Falcon 9 explosion
An explosion on the launch site of a SpaceX Falcon 9 rocket is shown in this still image from video in Cape Canaveral, Florida, Sept. 1, 2016. Reuters/U.S. Launch Report

Elon Musk’s SpaceX announced Monday it had identified the cause of the Sept. 1 rocket explosion, and that it seeks to resume launches Jan. 8 — pending approval from the Federal Aviation Administration (FAA). In its latest anomaly update, the private spaceflight company said analysis of over nearly 3,000 channels of video and telemetry data revealed that the mishap was caused by the failure of one of the three pressure vessels inside the second-stage liquid oxygen tank.

SpaceX said its investigation had revealed “buckles” in the inner liner of one of the composite overwrapped pressure vessels (COPVs), which are used to store liquid helium.

“Although buckles were not shown to burst a COPV on their own, investigators concluded that super chilled liquid oxygen can pool in these buckles under the overwrap. When pressurized, oxygen pooled in this buckle can become trapped; in turn, breaking fibers or friction can ignite the oxygen in the overwrap, causing the COPV to fail,” SpaceX explained in the anomaly update. “In addition, investigators determined that the loading temperature of the helium was cold enough to create solid oxygen, which exacerbates the possibility of oxygen becoming trapped as well as the likelihood of friction ignition.”

In order to prevent such catastrophic COPV failure, the company plans to — in the short-term — change the way it loads helium, and, in the long-term, implement design changes to the COPV to stop it from buckling.

“The corrective actions address all credible causes and focus on changes which avoid the conditions that led to these credible causes,” SpaceX said.

If the conclusions of the investigation are approved, Sunday's launch would carry communications satellites for the Mclean, Virginia-based company Iridium Communications.

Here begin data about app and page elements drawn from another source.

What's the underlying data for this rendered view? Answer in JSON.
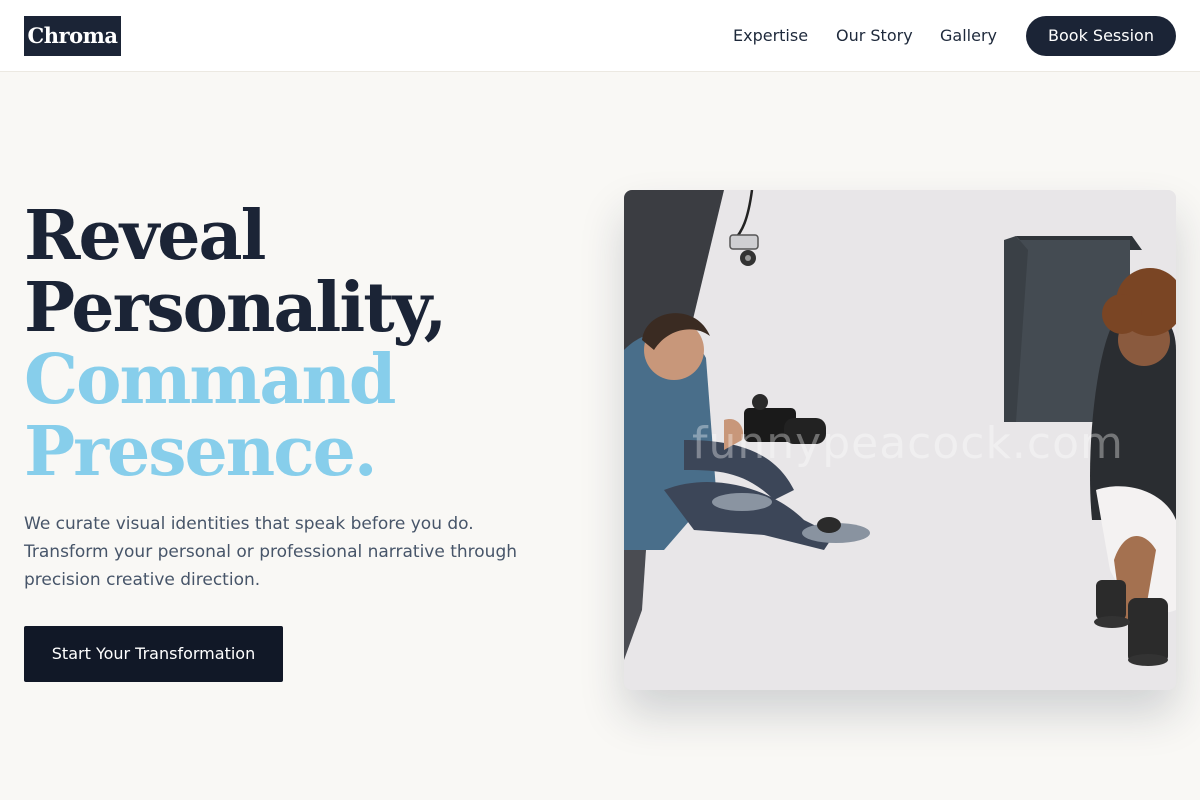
{
  "header": {
    "logo": "Chroma",
    "nav": {
      "expertise": "Expertise",
      "our_story": "Our Story",
      "gallery": "Gallery"
    },
    "book_button": "Book Session"
  },
  "hero": {
    "headline_line1": "Reveal",
    "headline_line2": "Personality,",
    "headline_line3": "Command",
    "headline_line4": "Presence.",
    "subtext": "We curate visual identities that speak before you do. Transform your personal or professional narrative through precision creative direction.",
    "cta_label": "Start Your Transformation",
    "image_watermark": "funnypeacock.com"
  },
  "colors": {
    "primary": "#1b2436",
    "accent": "#87ceeb",
    "background": "#f9f8f5"
  }
}
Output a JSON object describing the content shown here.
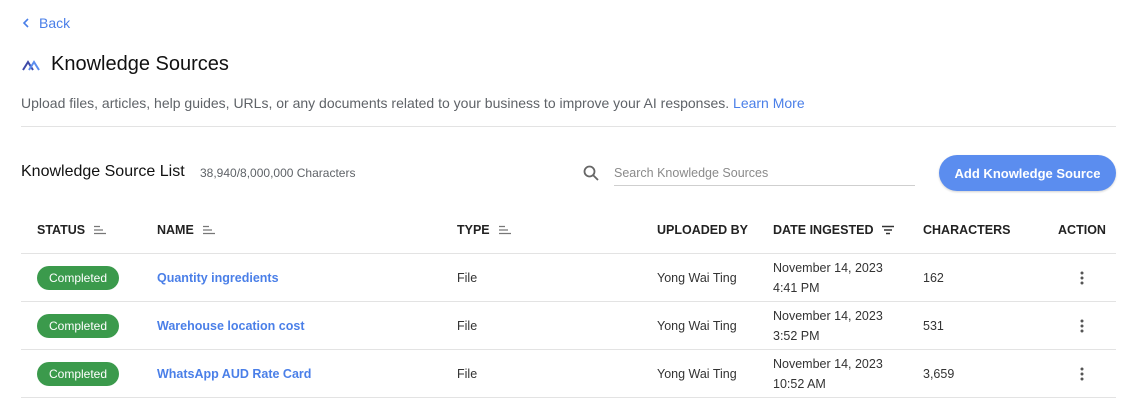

The Sept. 1 explosion came as a major setback to SpaceX’s ambitious plans. The blast not only destroyed the payload — a $200 million AMOS-6 communications satellite manufactured by the Israeli company Spacecom, which Facebook planned to use to expand internet access in sub-Saharan Africa — it also caused significant damage to LC-40 — SpaceX’s primary launch site.

As a result of the accident, the company also lost a major order from one of its clients — the British satellite communications company Inmarsat.

SpaceX currently has a backlog of over 70 missions, estimated to be worth over $10 billion.

“A lot of users of space have been willing to depend on them, and I think they have to demonstrate that they earned or re-earned that confidence,” John Logsdon, a professor emeritus at the Space Policy Institute at George Washington University, told Los Angeles Times.